Bottled water is up somewhat, but the only two categories that are really up are carbonated soft drinks, from ten years ago, and bottled water.
Coffee is down significantly. You think Starbucks has done a lot, but coffee just keeps going down and down and down.
If you look at Coke, of the almost 30 percent of the liquids consumed in the United States, they have about 43 percent of the 30, in their arenas.
So you’re talking 13 percent of all liquids, you know, tap water, everything else that the American water — the American people — drink, is a Coca-Cola product.
And it’s off a couple tenths of 1 percent from the high, but it’s higher than five years ago, it’s higher than 10 years ago. And, actually, in the first quarter, it did quite well, too.
So, I think there’s been no — I mean, I’m sure there’s been no loss of marketing vigor.
Doug Daft is a marketer at heart.
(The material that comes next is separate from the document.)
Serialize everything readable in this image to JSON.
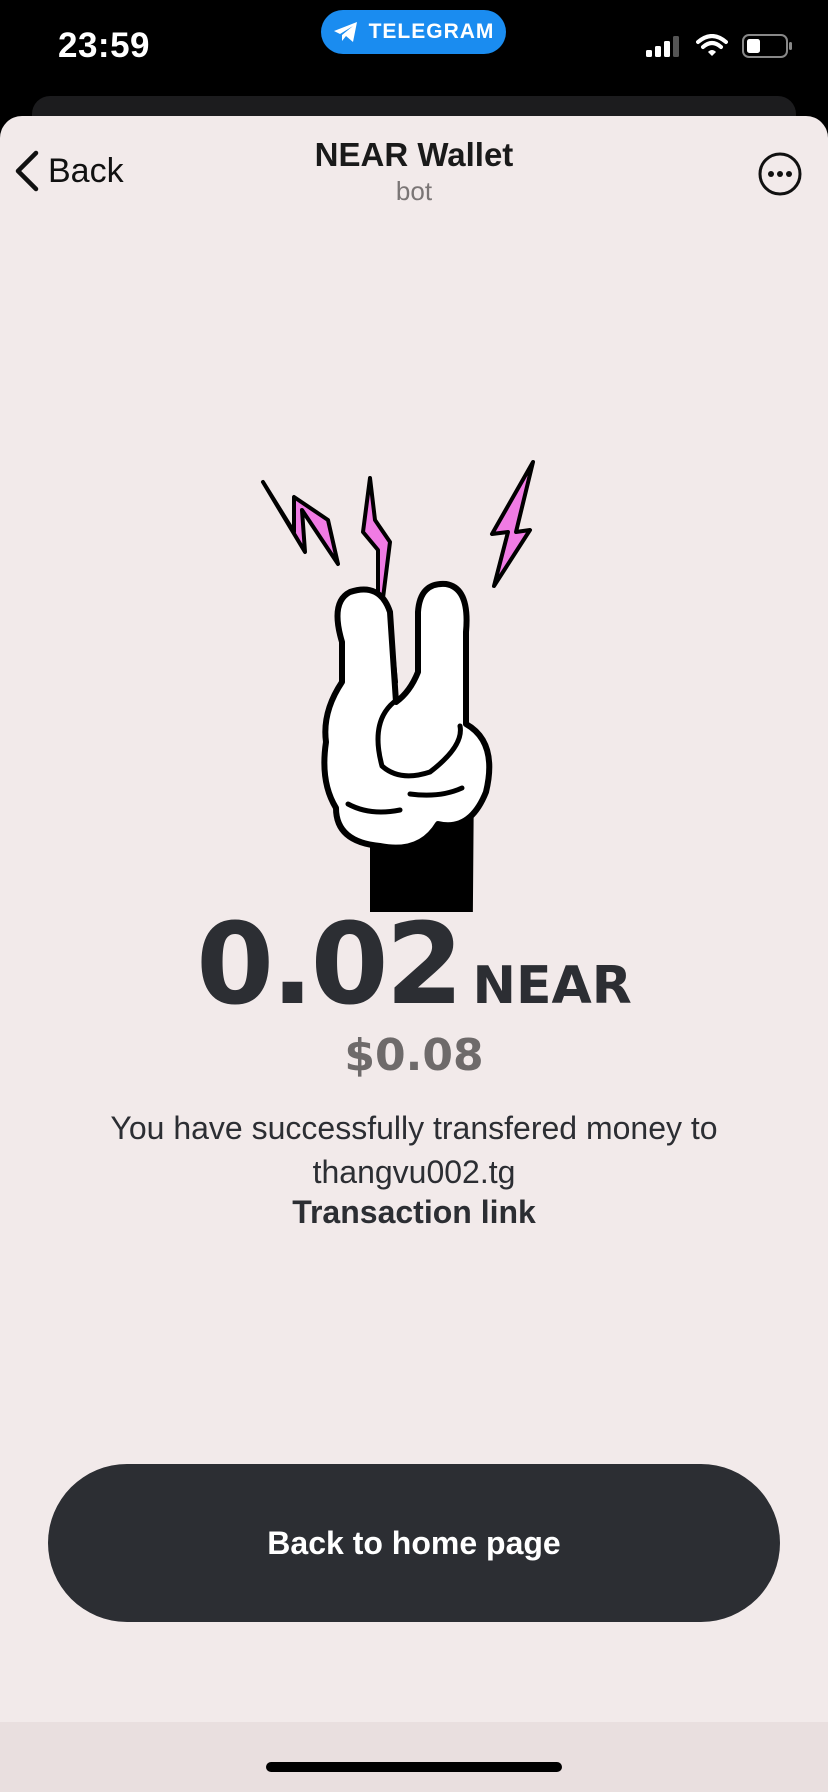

He’s a, you know, he comes from the same — he’s put together the same way as — along the same lines — as Don Keough. There’ll never be another Don Keough.
But Doug is the same type of guy. He’s in tune with the product.
And I would — if I had to bet, I would bet the market share of Coke, in terms of both carbonated soft drinks and in terms — actually in terms of water.
I mean, the Dasani — the gains in Dasani last year were like 95 percent, in the first quarter they were about 60 percent. Those were huge gains. And Pepsi got an earlier start with Aquafina. But Coke has almost closed that gap.
Coke is a very, very powerful marketing organization. So 18, I think, point-seven billion cases, there’s nothing like it in the world.
And I do not think they’ve lost their focus or drive in any way whatsoever.
CHARLIE MUNGER: I’ve got nothing to add.
WARREN BUFFETT: You might try Vanilla Coke, too. It’ll be out next month.